I have a confession and then an apology to make to RiskReversal readers or those who watch my market commentary on CNBC. First the confession. Not for a moment in the last couple months have I seriously considered that UK citizens would vote in favor of a Leave vote from the European Union. We’ll find out soon if my gut feeling was right as the results will be upon us in a matter of hours. Betting markets nearly all along, and global financial markets recently, have been telling us that despite polls showing a near dead heat, a Remain vote always had the better odds. As far as the substance I see both sides of the argument. But the Leave vote always had that hint of anarchy to it and I figured late deciders would likely (reluctantly) vote for the status quo, just as they had in Scotland secession, and other similar votes.
As for the apology I want to drop on you… because I never got caught up in the Brexit hype I’ve probably offered fairly apathetic commentary on the topic in these pages and on the programs. To begin with, esoteric political/financial topics that have a very small probability of occurring just aren’t my sweet spot (I’m reminded of the debt ceiling showdowns). And because they have a very small probability of wreaking havoc on our investment portfolios I usually don’t spend a ton of time on the subject. The only real value add from moi to tu on this topic was last Thursday after the tragic and brutal of British Parliament Member Jo Cox at the hands of a Neo-Nazi / pro-Leave anarchist:
But today’s reversal off of all time lows might create a short term trading opportunity. Tragically the reason for the bounce was today’s news of the brutal murder of the Labour Party parliament member Jo Cox in the UK. She was outspoken in her favor of Britain remaining in the EU and given her history of humanitarian and charity work had been a voice for Syrian refugees in Parliament. Groups opposed to remaining have already promised to take a breather in the rhetoric following the murder. And with the referendum vote just around the corner on June 23rd, markets feel the remain vote will be more united. Because of all that, Europeans banks may continue to see a short squeeze. It’s not my cup of tea to trade off of headlines like this, frankly it’s just tragic, but it is market moving and I wanted to lay out what’s going on.
For those of you who share my worldview on the bigger issues facing European banks, it’s important to be aware of these headlines and not press shorts at what could be an inflection point.

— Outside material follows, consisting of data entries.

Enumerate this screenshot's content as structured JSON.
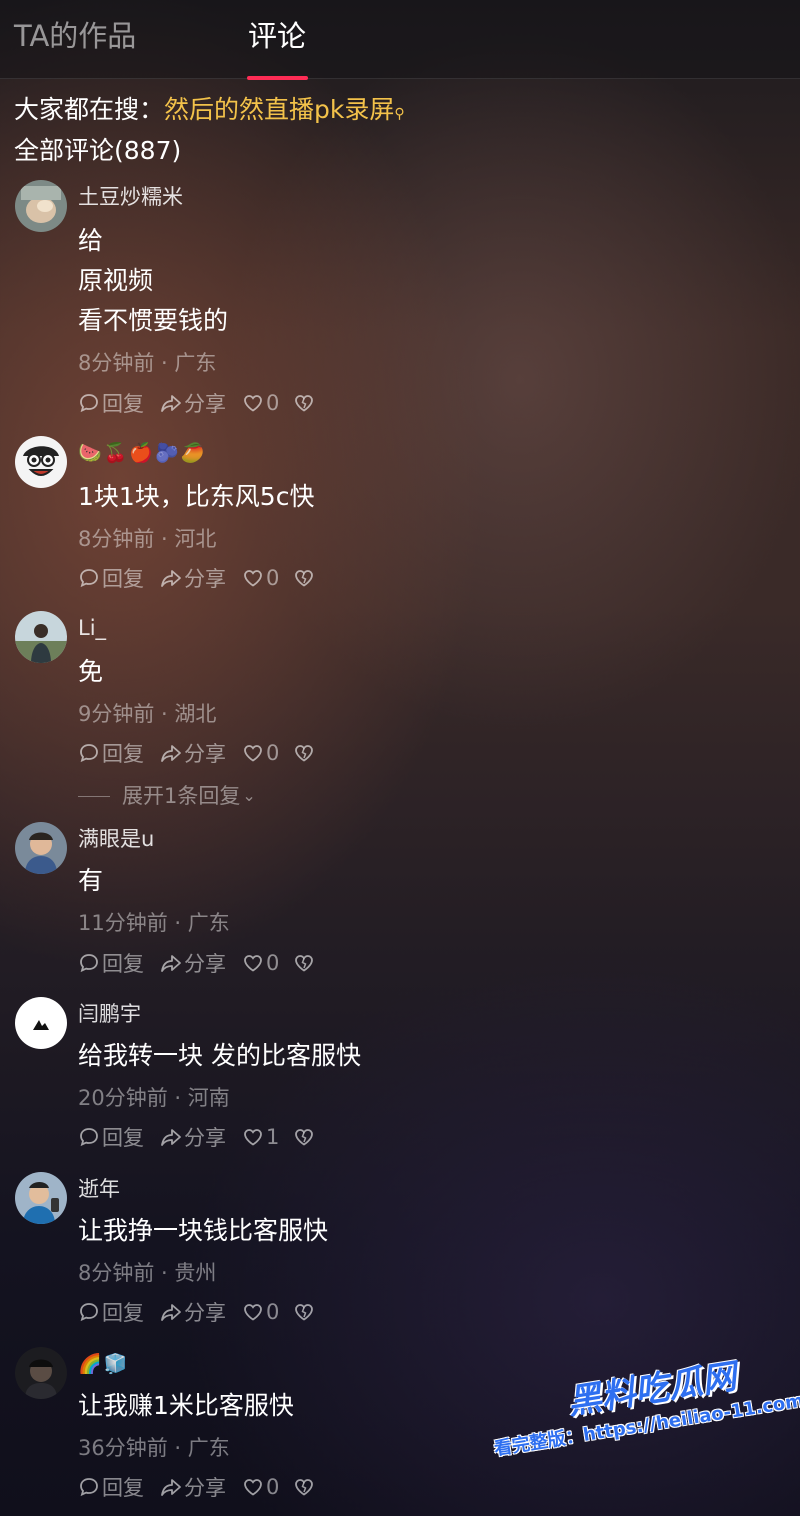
{
  "tabs": {
    "works": "TA的作品",
    "comments": "评论"
  },
  "search": {
    "label": "大家都在搜：",
    "query": "然后的然直播pk录屏",
    "icon": "search-icon"
  },
  "comment_count_label": "全部评论(887)",
  "actions": {
    "reply": "回复",
    "share": "分享"
  },
  "comments": [
    {
      "username": "土豆炒糯米",
      "lines": [
        "给",
        "原视频",
        "看不惯要钱的"
      ],
      "meta": "8分钟前 · 广东",
      "likes": "0"
    },
    {
      "username": "🍉🍒🍎🫐🥭",
      "lines": [
        "1块1块，比东风5c快"
      ],
      "meta": "8分钟前 · 河北",
      "likes": "0"
    },
    {
      "username": "Li_",
      "lines": [
        "免"
      ],
      "meta": "9分钟前 · 湖北",
      "likes": "0",
      "expand": "展开1条回复"
    },
    {
      "username": "满眼是u",
      "lines": [
        "有"
      ],
      "meta": "11分钟前 · 广东",
      "likes": "0"
    },
    {
      "username": "闫鹏宇",
      "lines": [
        "给我转一块 发的比客服快"
      ],
      "meta": "20分钟前 · 河南",
      "likes": "1"
    },
    {
      "username": "逝年",
      "lines": [
        "让我挣一块钱比客服快"
      ],
      "meta": "8分钟前 · 贵州",
      "likes": "0"
    },
    {
      "username": "🌈🧊",
      "lines": [
        "让我赚1米比客服快"
      ],
      "meta": "36分钟前 · 广东",
      "likes": "0"
    }
  ],
  "watermark": {
    "logo": "黑料吃瓜网",
    "url": "看完整版：https://heiliao-11.com"
  }
}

The main point is the last one. Playing for anarchy in financial markets is a tough bet. Those who were positioned for anarchy in European financial markets last week, and did not move a finger, have been subject to an epic short squeeze with the Euro Stoxx 50 (SX5E) up 8.5% from Thursday’s 3 month lows, The Euro is up nearly 3% vs the US dollar, and the German 10 year bund’s yield is back in positive territory.
So why didn’t I buy the Euro Banks last week? I wish I had. But it’s my view that all of this will reverse as the longer term issues in Europe quickly come back into focus. The past week has essentially been an event trade. The volatility around the Brexit vote presented a trading opportunity for those nimble enough to play both ways. But just as I thought a short squeeze was about to happen last week, I think a “sell the news” is about to happen after the official vote tallies come in.
A further rally tomorrow morning may be a great short entry for those looking to reload or for those think that Brexit movement was a canary in the coalmine in the troubled region. I’m in that camp. I think the bounce in Euro banks (SX7E up 16% since last Thursday’s lows) is the one to lay into tomorrow morning on a Bremain verdict.
Lastly, for those tracking the election in the US and how it plays in the markets. The Bremain/Brexit referendum in the UK mirrors the Trump/Clinton match-up in many ways. Trump’s candidacy represents a similar itch to lay flames to the globalized status quo and roll the dice on a bit of isolationism anarchy. But as we’re seeing, the likelihood that a majority of citizens ultimately pick anarchy is lower that the media would prefer for ratings. And instead of a “shy tory” effect, it seems like voters are more likely to tell a phone pollster they want to blow the whole thing up than actually doing so in the ballot booth.